The SECV and the Just Transition

alcoa (Jamie Brown)

It’s time to revitalise the State Electricity Commission of Victoria (SECV) as the body to organise, oversee and plan the just transition from coal fired power to renewable energy. This organisation is approaching the end of its current usefulness as the State government agreement to provide Alcoa with cheap electricity finishes at the end of this year. It now needs an injection of funds, a new brief to reorganise our energy priorities to a low carbon future and to relocate back to the valley.

From its early beginnings in 1917 many would have seen the drive to brown coal generated power as an impossible task. Yet within 10 years Yallourn was up and working. The SECV was a success story that managed the growth of the Victorian power industry and provided power and economic growth through much of the 20th Century. Since the ill-advised and badly managed privatisation commenced in 1994 the SECV has become a shell principally to provide subsidies to Alcoa. Parts of the Valley – especially in Morwell and Moe – have become depressed regions. But climate change means the inevitable closure of all the valley generators.

Recent studies by the Australian Conservation Foundation have revealed what ‘Blind Freddy’ already knew – that the four brown coal generators in the Latrobe Valley are the top carbon polluters in Australia. If we are to make any significant reduction in our greenhouse gas output all these generators need to be closed in a very short time – as little as 10 years. Although this has been known for some time (I wrote a short basic essay on how this could be done 4 years ago) no progress has been made at either a State or Federal level. In Victoria there have been minor policy improvements on both climate change matters and renewable energy. But these are mainly token changes with much tinkering at the edges and consulting the electorate on too much detail. State Labor has effectively used up half their term in office without even approaching the critical connected problems of closing the brown coal generators and a just transition in the Latrobe Valley.

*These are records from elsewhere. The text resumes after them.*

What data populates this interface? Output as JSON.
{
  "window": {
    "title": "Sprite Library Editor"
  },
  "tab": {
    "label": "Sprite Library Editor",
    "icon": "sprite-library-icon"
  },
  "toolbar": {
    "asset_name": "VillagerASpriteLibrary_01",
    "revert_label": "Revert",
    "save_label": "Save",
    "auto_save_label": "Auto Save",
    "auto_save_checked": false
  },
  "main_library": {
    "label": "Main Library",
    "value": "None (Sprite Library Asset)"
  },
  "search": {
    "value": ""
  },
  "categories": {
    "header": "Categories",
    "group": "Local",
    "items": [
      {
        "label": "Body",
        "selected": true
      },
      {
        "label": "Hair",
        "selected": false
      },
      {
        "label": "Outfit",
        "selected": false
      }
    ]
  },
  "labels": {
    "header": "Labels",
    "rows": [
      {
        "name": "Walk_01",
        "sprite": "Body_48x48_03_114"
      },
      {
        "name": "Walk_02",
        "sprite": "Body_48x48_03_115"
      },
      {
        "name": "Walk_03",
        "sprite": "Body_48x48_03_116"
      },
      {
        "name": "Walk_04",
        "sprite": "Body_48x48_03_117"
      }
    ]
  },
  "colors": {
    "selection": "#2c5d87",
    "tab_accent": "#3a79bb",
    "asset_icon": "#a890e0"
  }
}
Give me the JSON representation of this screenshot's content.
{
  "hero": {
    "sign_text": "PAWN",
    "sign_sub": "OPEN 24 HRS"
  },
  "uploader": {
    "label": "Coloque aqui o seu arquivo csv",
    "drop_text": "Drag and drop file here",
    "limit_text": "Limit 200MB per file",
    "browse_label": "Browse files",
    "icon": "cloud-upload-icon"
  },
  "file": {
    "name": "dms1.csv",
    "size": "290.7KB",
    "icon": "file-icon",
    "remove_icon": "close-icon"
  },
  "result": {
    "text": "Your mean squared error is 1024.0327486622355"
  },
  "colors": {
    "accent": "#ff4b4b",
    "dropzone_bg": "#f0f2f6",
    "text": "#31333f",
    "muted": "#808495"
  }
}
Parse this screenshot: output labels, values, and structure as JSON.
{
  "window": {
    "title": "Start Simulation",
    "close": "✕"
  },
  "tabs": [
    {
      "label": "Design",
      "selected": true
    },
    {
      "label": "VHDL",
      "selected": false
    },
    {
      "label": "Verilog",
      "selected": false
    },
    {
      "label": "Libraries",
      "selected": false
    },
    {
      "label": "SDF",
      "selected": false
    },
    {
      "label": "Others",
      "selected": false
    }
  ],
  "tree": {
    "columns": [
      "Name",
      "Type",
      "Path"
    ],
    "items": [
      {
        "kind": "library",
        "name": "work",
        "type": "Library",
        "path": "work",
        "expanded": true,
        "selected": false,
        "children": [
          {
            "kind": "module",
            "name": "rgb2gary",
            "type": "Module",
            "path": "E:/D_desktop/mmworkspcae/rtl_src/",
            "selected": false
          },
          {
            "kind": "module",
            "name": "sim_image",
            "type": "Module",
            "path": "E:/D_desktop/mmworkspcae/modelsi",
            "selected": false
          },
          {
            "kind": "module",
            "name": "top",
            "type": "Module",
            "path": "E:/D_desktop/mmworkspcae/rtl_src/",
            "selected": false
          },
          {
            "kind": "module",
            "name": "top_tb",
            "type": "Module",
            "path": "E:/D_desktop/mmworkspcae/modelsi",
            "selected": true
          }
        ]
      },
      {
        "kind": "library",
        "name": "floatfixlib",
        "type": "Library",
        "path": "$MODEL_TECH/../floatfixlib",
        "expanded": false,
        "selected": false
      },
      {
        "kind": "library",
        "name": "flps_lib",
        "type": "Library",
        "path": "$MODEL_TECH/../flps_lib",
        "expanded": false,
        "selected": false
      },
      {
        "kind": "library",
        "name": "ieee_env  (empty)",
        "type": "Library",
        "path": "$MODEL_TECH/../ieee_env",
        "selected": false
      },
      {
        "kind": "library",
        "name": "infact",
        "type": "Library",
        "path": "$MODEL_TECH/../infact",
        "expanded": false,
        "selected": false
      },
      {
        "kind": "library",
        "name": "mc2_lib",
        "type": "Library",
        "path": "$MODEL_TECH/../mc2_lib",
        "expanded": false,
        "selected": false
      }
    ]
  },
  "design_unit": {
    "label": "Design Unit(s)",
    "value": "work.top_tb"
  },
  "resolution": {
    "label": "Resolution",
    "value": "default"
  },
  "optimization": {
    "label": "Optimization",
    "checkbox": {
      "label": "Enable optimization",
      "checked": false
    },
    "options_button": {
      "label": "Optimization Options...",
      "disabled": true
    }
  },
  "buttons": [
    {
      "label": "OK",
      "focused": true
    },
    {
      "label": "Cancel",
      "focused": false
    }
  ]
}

By reviving the SECV and giving it the brief of overseeing the just transition the organisation can immediately commence planning for its eventuality. The timetable should include a return to full employment across the valley and an extensive local media campaign to support the changes and be armed with both the teeth and the finances to complete the task in say, 15 years. If the State Labor government cannot do something along these lines before the next election their policies on climate change will be insufficient, and invariably another failure.